ENTRIES SHOWN section start

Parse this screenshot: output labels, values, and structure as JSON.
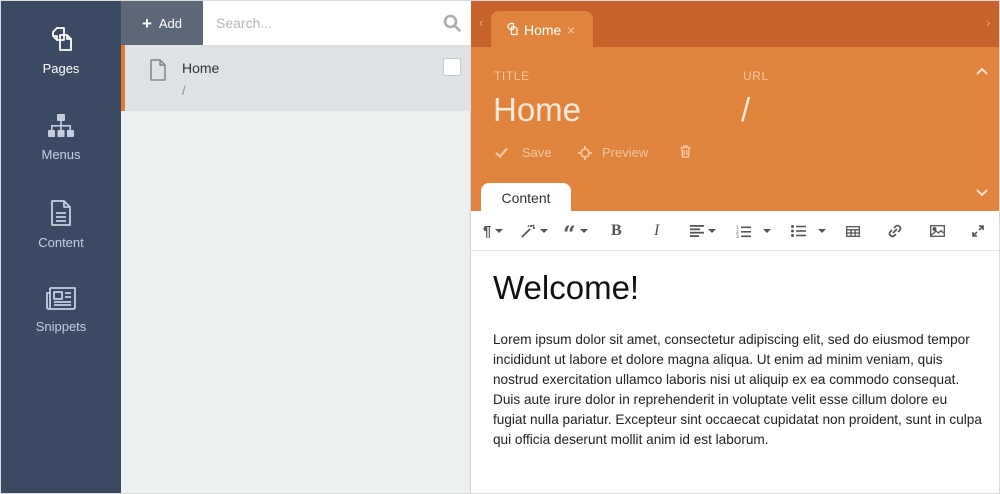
{
  "nav": {
    "items": [
      {
        "label": "Pages",
        "icon": "pages-icon"
      },
      {
        "label": "Menus",
        "icon": "sitemap-icon"
      },
      {
        "label": "Content",
        "icon": "document-icon"
      },
      {
        "label": "Snippets",
        "icon": "newspaper-icon"
      }
    ],
    "active": "Pages"
  },
  "pages_panel": {
    "add_label": "Add",
    "search_placeholder": "Search...",
    "pages": [
      {
        "title": "Home",
        "url": "/",
        "selected": true
      }
    ]
  },
  "editor": {
    "tab_label": "Home",
    "title_label": "TITLE",
    "title_value": "Home",
    "url_label": "URL",
    "url_value": "/",
    "save_label": "Save",
    "preview_label": "Preview",
    "content_tab_label": "Content",
    "toolbar": [
      "paragraph-icon",
      "magic-wand-icon",
      "quote-icon",
      "bold-icon",
      "italic-icon",
      "align-icon",
      "ordered-list-icon",
      "unordered-list-icon",
      "table-icon",
      "link-icon",
      "image-icon",
      "fullscreen-icon"
    ],
    "body_heading": "Welcome!",
    "body_text": "Lorem ipsum dolor sit amet, consectetur adipiscing elit, sed do eiusmod tempor incididunt ut labore et dolore magna aliqua. Ut enim ad minim veniam, quis nostrud exercitation ullamco laboris nisi ut aliquip ex ea commodo consequat. Duis aute irure dolor in reprehenderit in voluptate velit esse cillum dolore eu fugiat nulla pariatur. Excepteur sint occaecat cupidatat non proident, sunt in culpa qui officia deserunt mollit anim id est laborum."
  },
  "colors": {
    "nav_bg": "#3b4a63",
    "accent_orange": "#e0843d",
    "tabbar_orange": "#c8622a",
    "panel_bg": "#edf0f1",
    "add_button_bg": "#5c6778"
  }
}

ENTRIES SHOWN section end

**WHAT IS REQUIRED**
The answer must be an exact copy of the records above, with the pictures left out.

**PROBLEM SOLUTION**
Parse this screenshot: output labels, values, and structure as JSON.
{
  "nav": {
    "items": [
      {
        "label": "Pages",
        "icon": "pages-icon"
      },
      {
        "label": "Menus",
        "icon": "sitemap-icon"
      },
      {
        "label": "Content",
        "icon": "document-icon"
      },
      {
        "label": "Snippets",
        "icon": "newspaper-icon"
      }
    ],
    "active": "Pages"
  },
  "pages_panel": {
    "add_label": "Add",
    "search_placeholder": "Search...",
    "pages": [
      {
        "title": "Home",
        "url": "/",
        "selected": true
      }
    ]
  },
  "editor": {
    "tab_label": "Home",
    "title_label": "TITLE",
    "title_value": "Home",
    "url_label": "URL",
    "url_value": "/",
    "save_label": "Save",
    "preview_label": "Preview",
    "content_tab_label": "Content",
    "toolbar": [
      "paragraph-icon",
      "magic-wand-icon",
      "quote-icon",
      "bold-icon",
      "italic-icon",
      "align-icon",
      "ordered-list-icon",
      "unordered-list-icon",
      "table-icon",
      "link-icon",
      "image-icon",
      "fullscreen-icon"
    ],
    "body_heading": "Welcome!",
    "body_text": "Lorem ipsum dolor sit amet, consectetur adipiscing elit, sed do eiusmod tempor incididunt ut labore et dolore magna aliqua. Ut enim ad minim veniam, quis nostrud exercitation ullamco laboris nisi ut aliquip ex ea commodo consequat. Duis aute irure dolor in reprehenderit in voluptate velit esse cillum dolore eu fugiat nulla pariatur. Excepteur sint occaecat cupidatat non proident, sunt in culpa qui officia deserunt mollit anim id est laborum."
  },
  "colors": {
    "nav_bg": "#3b4a63",
    "accent_orange": "#e0843d",
    "tabbar_orange": "#c8622a",
    "panel_bg": "#edf0f1",
    "add_button_bg": "#5c6778"
  }
}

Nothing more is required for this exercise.